Ernest Hemingway is said to have written a six-word short story while at the Algonquin Hotel (at the round table). He made a bet and won with this story: For sale: Baby shoes, never worn.

hint+coverToday, that story is classified as Hint Fiction–a story told in 25 words or fewer.

My favorite book of hint fiction is a compilation gathered by  Robert Swartwood and published by W.W. Norton & Company. Hint fiction tells just enough of a story to allow the reader to know the plot, but not all the details.

The title of the story is always an integral part of the story. It might add detail, hint at a background,  or give context, but the title is important to the story. Consider this contribution to the book by Stuart Dybek, called “Ransom.”

"Ransom," hint fiction by Stuart Dybek.

“Ransom,” hint fiction by Stuart Dybek.

In case you can’t read it, it says:  “Broke and desperate, I kidnapped myself. Ransom notes were sent to interested parties. Later, I sent hair and fingernails, too. They insisted on an ear.”

Like potato chips, one is never enough. Reading them is fun, so I wondered about writing one. Here’s my try:

Street View
“Get therapy,” he’d demanded. “Bastard keeps denying his affair,” Emma thought.  Directions To, she clicked. Saw her driveway, the plate of the mistress’s car visible.

It takes a lot of editing, and you have to depend on the reader to know a lot: What Google Maps is, that Directions To will show a street view of either the destination or the starting point, and that Google updates the images of Street Views of houses randomly and without warning.
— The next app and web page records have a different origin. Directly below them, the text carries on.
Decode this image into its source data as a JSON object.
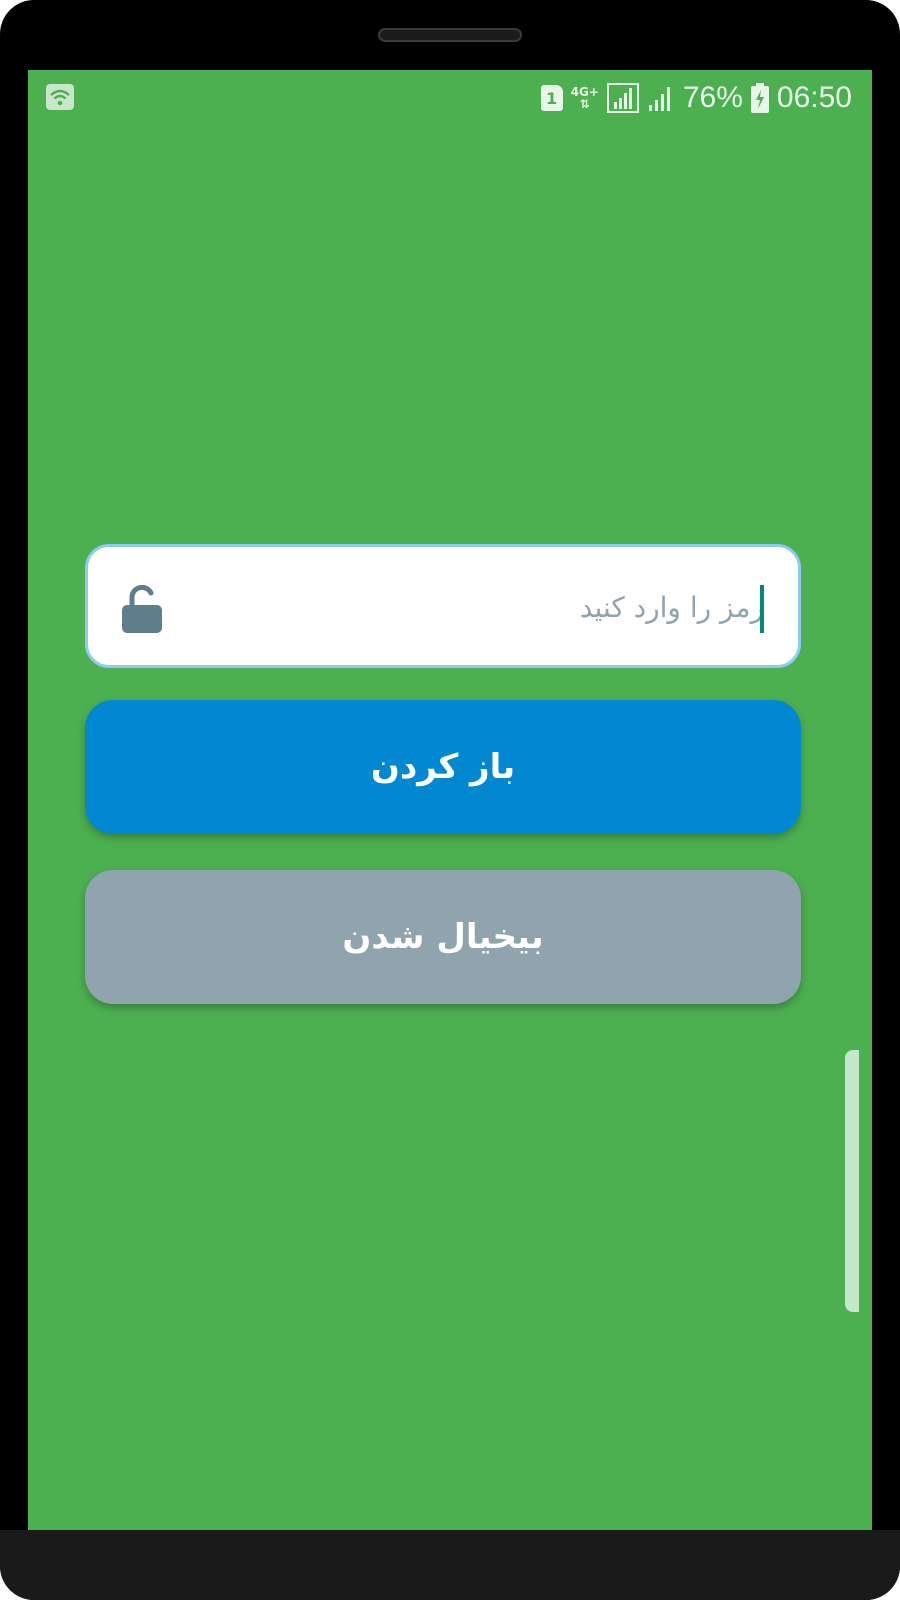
{
  "status_bar": {
    "sim_slot": "1",
    "network_type": "4G+",
    "battery_percent": "76%",
    "time": "06:50"
  },
  "password_field": {
    "placeholder": "رمز را وارد کنید",
    "value": ""
  },
  "buttons": {
    "open_label": "باز کردن",
    "cancel_label": "بیخیال شدن"
  },
  "colors": {
    "screen_background": "#4caf50",
    "open_button": "#0288d1",
    "cancel_button": "#90a4ae",
    "field_border": "#90caf9",
    "lock_icon": "#607d8b"
  },
  "icons": {
    "status_wifi": "wifi-icon",
    "status_signal": "signal-icon",
    "status_battery": "battery-charging-icon",
    "field_lock": "unlock-icon"
  }
}
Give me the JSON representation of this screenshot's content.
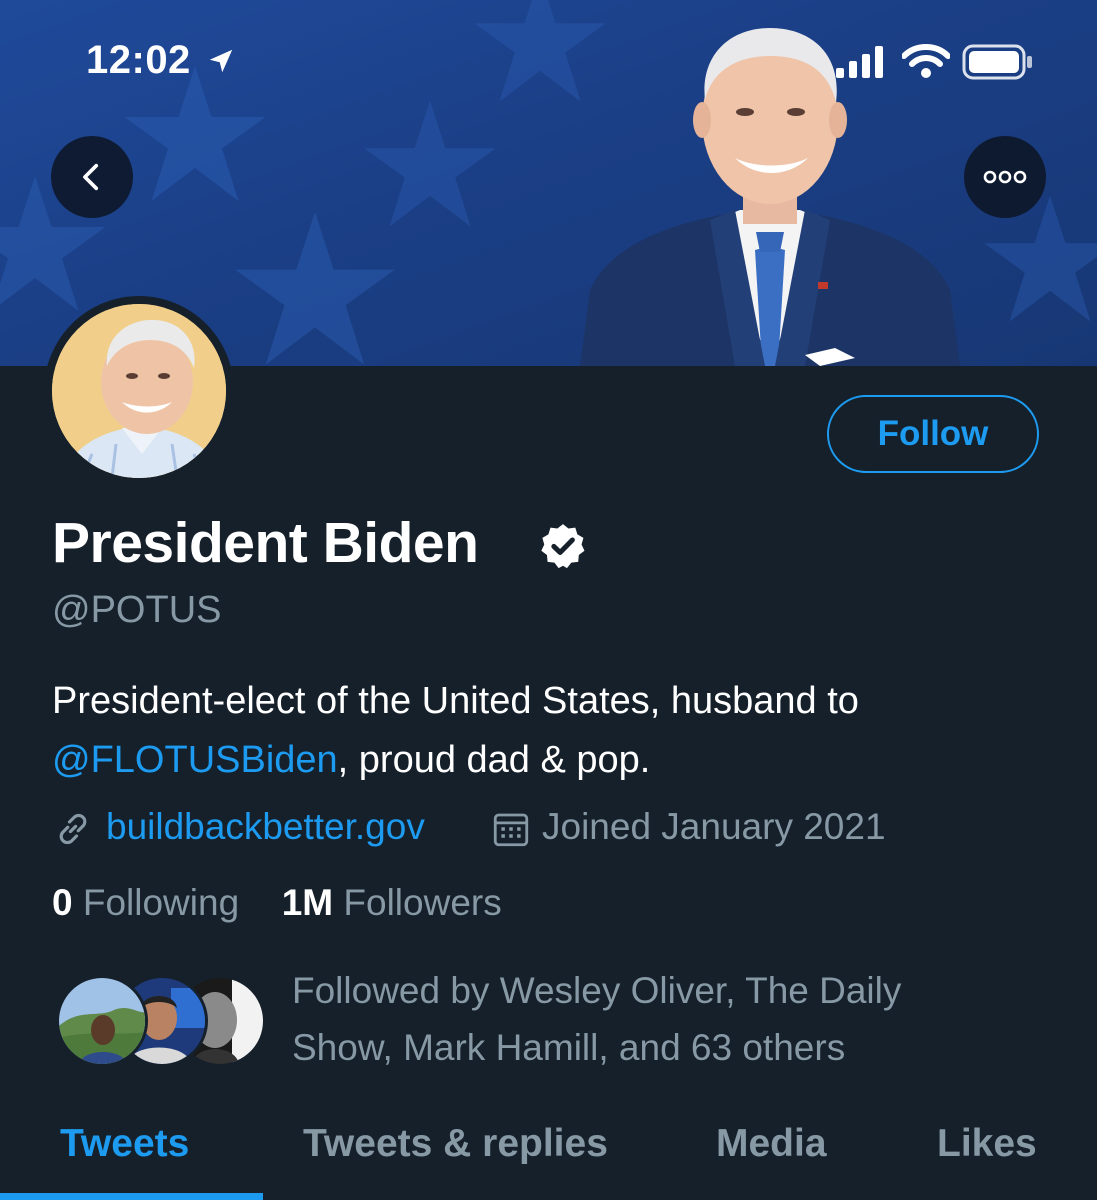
{
  "status_bar": {
    "time": "12:02",
    "icons": [
      "location-arrow-icon",
      "cellular-signal-icon",
      "wifi-icon",
      "battery-icon"
    ]
  },
  "header": {
    "back_icon": "chevron-left-icon",
    "more_icon": "more-horizontal-icon"
  },
  "profile": {
    "follow_label": "Follow",
    "name": "President Biden",
    "verified_icon": "verified-badge-icon",
    "handle": "@POTUS",
    "bio_text_1": "President-elect of the United States, husband to ",
    "bio_mention": "@FLOTUSBiden",
    "bio_text_2": ", proud dad & pop.",
    "website": "buildbackbetter.gov",
    "joined": "Joined January 2021",
    "following_count": "0",
    "following_label": "Following",
    "followers_count": "1M",
    "followers_label": "Followers",
    "followed_by": "Followed by Wesley Oliver, The Daily Show, Mark Hamill, and 63 others"
  },
  "tabs": [
    {
      "label": "Tweets",
      "active": true
    },
    {
      "label": "Tweets & replies",
      "active": false
    },
    {
      "label": "Media",
      "active": false
    },
    {
      "label": "Likes",
      "active": false
    }
  ],
  "colors": {
    "background": "#15202b",
    "accent": "#1d9bf0",
    "secondary_text": "#8899a6",
    "banner": "#1f4a9a"
  }
}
It’s common enough, but hint fiction is just that–a hint of what’s to come.

Try it, you might get hooked.

-Quinn McDonald is a writer and certified creativity coach. She’s working on a giveaway for tomorrow’s blog.